## [Brief]
Each record below needs to be written out exactly as it reads.

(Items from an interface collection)
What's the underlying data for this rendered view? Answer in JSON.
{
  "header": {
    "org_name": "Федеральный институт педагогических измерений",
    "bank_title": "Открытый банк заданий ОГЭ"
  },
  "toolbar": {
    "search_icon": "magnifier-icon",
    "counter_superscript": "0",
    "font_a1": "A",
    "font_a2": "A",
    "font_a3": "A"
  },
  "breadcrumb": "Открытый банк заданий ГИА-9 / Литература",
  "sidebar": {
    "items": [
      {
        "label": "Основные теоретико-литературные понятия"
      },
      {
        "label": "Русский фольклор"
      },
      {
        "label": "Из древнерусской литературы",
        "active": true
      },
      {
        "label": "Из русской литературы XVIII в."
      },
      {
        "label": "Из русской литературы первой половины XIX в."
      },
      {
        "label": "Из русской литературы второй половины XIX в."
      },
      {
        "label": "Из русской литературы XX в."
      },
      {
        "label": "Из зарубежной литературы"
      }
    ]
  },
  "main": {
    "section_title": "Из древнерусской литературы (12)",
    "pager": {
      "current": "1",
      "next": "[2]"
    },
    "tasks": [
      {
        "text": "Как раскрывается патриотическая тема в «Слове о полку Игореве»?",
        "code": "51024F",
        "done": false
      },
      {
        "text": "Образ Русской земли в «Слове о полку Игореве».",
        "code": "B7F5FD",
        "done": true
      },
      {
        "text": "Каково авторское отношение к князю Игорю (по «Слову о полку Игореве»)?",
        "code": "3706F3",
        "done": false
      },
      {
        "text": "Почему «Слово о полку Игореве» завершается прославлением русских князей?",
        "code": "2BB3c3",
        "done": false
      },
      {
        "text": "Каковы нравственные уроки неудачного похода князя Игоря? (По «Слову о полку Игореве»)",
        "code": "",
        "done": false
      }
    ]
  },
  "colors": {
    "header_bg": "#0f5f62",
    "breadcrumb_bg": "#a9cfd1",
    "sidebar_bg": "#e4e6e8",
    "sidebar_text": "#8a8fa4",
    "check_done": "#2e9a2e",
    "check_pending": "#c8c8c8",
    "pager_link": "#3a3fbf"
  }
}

## [Exercise result]
What's the underlying data for this rendered view? Answer in JSON.
{
  "header": {
    "org_name": "Федеральный институт педагогических измерений",
    "bank_title": "Открытый банк заданий ОГЭ"
  },
  "toolbar": {
    "search_icon": "magnifier-icon",
    "counter_superscript": "0",
    "font_a1": "A",
    "font_a2": "A",
    "font_a3": "A"
  },
  "breadcrumb": "Открытый банк заданий ГИА-9 / Литература",
  "sidebar": {
    "items": [
      {
        "label": "Основные теоретико-литературные понятия"
      },
      {
        "label": "Русский фольклор"
      },
      {
        "label": "Из древнерусской литературы",
        "active": true
      },
      {
        "label": "Из русской литературы XVIII в."
      },
      {
        "label": "Из русской литературы первой половины XIX в."
      },
      {
        "label": "Из русской литературы второй половины XIX в."
      },
      {
        "label": "Из русской литературы XX в."
      },
      {
        "label": "Из зарубежной литературы"
      }
    ]
  },
  "main": {
    "section_title": "Из древнерусской литературы (12)",
    "pager": {
      "current": "1",
      "next": "[2]"
    },
    "tasks": [
      {
        "text": "Как раскрывается патриотическая тема в «Слове о полку Игореве»?",
        "code": "51024F",
        "done": false
      },
      {
        "text": "Образ Русской земли в «Слове о полку Игореве».",
        "code": "B7F5FD",
        "done": true
      },
      {
        "text": "Каково авторское отношение к князю Игорю (по «Слову о полку Игореве»)?",
        "code": "3706F3",
        "done": false
      },
      {
        "text": "Почему «Слово о полку Игореве» завершается прославлением русских князей?",
        "code": "2BB3c3",
        "done": false
      },
      {
        "text": "Каковы нравственные уроки неудачного похода князя Игоря? (По «Слову о полку Игореве»)",
        "code": "",
        "done": false
      }
    ]
  },
  "colors": {
    "header_bg": "#0f5f62",
    "breadcrumb_bg": "#a9cfd1",
    "sidebar_bg": "#e4e6e8",
    "sidebar_text": "#8a8fa4",
    "check_done": "#2e9a2e",
    "check_pending": "#c8c8c8",
    "pager_link": "#3a3fbf"
  }
}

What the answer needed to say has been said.